**DATA FOR THIS TASK:**
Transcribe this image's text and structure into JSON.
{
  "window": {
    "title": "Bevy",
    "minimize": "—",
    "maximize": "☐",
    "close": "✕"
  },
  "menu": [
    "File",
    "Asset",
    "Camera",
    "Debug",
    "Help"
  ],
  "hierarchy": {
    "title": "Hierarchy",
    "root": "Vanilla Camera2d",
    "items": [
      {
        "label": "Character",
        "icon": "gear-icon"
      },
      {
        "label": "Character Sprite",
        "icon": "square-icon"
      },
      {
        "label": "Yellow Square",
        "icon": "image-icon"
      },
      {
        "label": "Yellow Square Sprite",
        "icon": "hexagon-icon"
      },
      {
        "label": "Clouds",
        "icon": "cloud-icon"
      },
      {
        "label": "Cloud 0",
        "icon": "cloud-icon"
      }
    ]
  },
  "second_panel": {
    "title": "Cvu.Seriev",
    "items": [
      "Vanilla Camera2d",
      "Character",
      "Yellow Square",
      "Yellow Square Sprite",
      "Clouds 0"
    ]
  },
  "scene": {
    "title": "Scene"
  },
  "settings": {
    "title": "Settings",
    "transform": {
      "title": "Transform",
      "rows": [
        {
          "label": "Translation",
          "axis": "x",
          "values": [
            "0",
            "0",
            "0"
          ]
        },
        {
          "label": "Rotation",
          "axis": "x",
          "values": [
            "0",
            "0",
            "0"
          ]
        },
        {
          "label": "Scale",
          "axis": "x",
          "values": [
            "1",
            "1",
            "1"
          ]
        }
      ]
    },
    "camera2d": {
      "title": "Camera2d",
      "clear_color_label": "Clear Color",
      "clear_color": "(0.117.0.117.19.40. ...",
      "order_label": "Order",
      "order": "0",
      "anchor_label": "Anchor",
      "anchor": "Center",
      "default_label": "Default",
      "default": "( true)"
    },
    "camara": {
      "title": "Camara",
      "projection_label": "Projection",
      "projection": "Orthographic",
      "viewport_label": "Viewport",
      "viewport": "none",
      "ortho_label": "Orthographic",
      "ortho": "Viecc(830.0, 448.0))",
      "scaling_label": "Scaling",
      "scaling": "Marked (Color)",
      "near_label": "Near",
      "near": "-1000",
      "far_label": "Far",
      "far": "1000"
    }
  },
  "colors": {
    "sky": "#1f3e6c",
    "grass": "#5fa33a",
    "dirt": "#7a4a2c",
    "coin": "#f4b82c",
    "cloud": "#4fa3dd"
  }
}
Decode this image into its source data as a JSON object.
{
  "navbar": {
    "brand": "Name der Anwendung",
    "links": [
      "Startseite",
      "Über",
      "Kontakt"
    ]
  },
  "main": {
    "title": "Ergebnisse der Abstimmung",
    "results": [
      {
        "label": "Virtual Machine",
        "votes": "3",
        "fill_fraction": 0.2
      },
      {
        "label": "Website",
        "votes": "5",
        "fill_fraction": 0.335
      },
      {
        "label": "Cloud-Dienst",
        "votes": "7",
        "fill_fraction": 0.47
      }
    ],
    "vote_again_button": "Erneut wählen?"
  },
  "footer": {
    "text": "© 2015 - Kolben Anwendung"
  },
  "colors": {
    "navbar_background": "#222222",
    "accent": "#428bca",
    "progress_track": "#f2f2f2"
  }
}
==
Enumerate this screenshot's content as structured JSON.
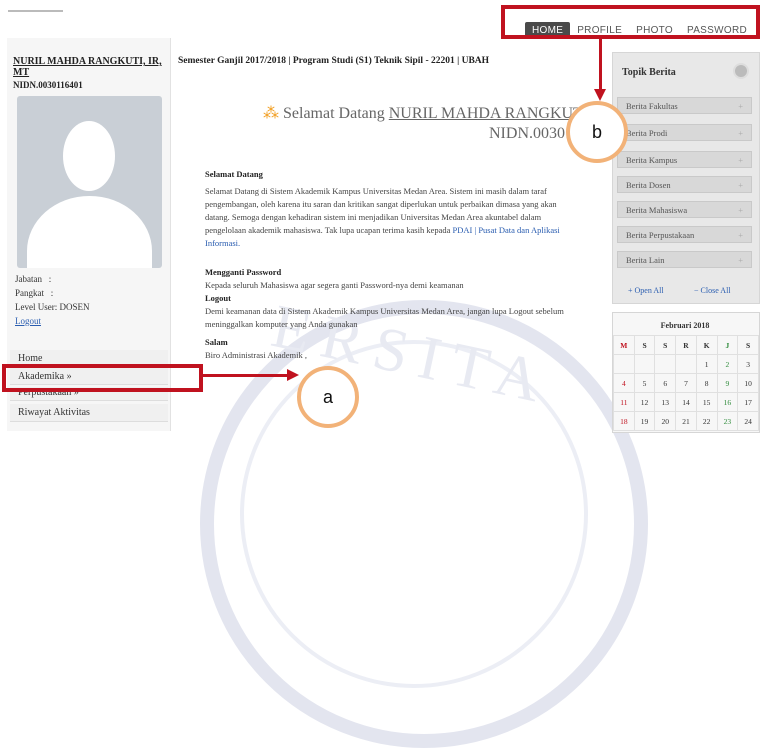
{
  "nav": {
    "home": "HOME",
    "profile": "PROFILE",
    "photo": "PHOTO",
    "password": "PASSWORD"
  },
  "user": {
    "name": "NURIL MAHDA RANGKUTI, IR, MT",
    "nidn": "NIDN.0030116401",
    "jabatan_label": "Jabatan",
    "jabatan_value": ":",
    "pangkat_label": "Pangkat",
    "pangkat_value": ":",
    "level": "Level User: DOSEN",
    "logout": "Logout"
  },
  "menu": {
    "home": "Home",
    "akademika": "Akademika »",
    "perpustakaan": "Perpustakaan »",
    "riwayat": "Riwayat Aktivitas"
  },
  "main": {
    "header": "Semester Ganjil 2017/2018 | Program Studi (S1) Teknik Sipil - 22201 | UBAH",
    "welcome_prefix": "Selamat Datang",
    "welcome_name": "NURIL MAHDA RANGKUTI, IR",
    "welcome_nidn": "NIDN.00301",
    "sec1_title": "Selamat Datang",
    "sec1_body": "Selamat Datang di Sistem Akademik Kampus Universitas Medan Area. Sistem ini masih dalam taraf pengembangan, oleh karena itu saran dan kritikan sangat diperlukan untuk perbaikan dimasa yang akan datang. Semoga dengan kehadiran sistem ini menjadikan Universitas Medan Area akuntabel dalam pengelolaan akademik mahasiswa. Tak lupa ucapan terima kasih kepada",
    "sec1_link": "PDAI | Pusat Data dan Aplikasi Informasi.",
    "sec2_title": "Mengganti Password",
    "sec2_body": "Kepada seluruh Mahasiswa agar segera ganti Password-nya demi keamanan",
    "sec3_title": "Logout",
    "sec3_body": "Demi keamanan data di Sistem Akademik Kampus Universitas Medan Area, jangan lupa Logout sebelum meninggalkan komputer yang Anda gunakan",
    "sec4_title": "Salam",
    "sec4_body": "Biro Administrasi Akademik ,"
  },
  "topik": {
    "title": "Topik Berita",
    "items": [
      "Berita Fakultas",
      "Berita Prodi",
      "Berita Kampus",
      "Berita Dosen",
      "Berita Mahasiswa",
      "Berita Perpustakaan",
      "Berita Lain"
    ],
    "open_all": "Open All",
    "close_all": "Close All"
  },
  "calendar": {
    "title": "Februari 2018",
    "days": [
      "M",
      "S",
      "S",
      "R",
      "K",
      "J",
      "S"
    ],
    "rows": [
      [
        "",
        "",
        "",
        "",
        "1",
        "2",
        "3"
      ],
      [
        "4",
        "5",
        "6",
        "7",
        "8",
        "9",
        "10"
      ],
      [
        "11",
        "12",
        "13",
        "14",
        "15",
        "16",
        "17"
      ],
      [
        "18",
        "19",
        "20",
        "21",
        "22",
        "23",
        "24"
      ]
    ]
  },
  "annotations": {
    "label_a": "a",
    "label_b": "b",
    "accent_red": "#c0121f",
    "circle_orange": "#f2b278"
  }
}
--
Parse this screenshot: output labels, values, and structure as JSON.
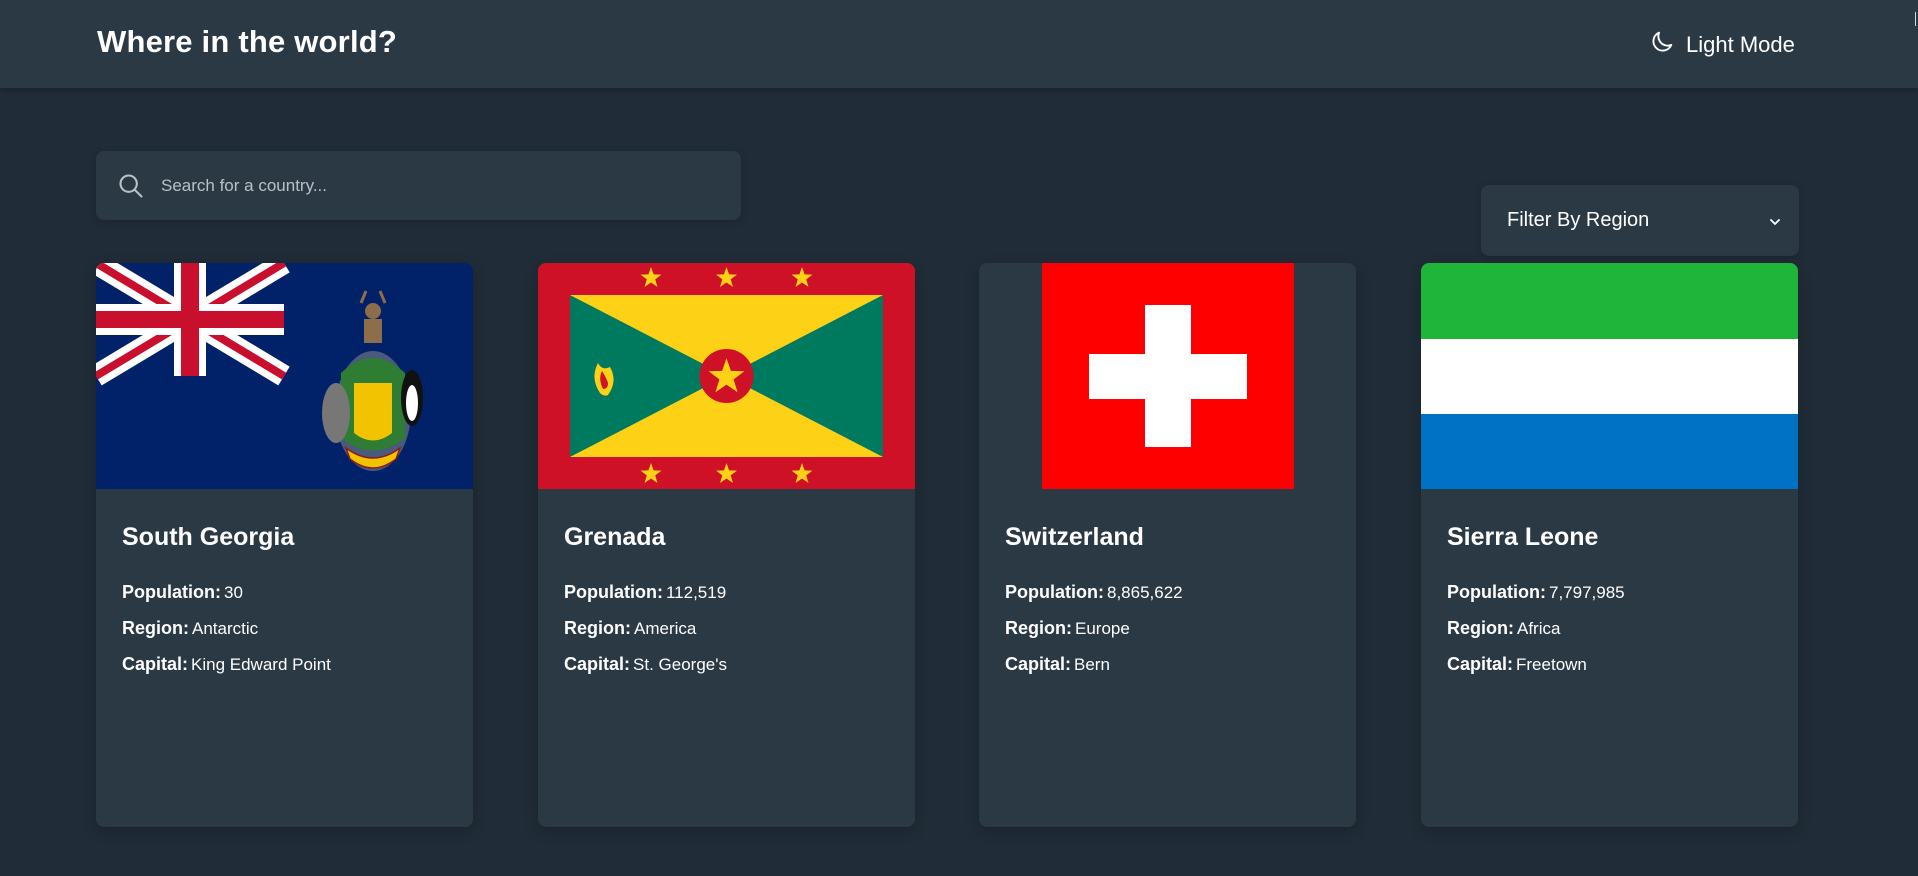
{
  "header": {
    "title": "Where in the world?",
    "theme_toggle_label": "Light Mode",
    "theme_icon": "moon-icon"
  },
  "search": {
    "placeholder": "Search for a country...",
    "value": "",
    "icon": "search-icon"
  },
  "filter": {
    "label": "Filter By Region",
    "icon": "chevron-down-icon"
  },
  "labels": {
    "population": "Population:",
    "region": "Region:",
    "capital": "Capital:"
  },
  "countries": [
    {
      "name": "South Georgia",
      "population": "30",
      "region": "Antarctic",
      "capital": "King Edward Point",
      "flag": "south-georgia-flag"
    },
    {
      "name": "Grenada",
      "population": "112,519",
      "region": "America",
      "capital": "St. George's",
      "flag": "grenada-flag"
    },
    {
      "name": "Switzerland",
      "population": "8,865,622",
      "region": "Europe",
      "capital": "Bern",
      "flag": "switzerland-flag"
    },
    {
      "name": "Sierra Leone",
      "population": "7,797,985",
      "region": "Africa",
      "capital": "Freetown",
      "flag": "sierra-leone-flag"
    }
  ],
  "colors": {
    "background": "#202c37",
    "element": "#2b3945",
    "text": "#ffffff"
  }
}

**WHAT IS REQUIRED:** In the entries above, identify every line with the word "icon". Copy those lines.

**SOLUTION FOR THIS PROBLEM:**
        "icon": "gear-icon"
        "icon": "square-icon"
        "icon": "image-icon"
        "icon": "hexagon-icon"
        "icon": "cloud-icon"
        "icon": "cloud-icon"
    "theme_icon": "moon-icon"
    "icon": "search-icon"
    "icon": "chevron-down-icon"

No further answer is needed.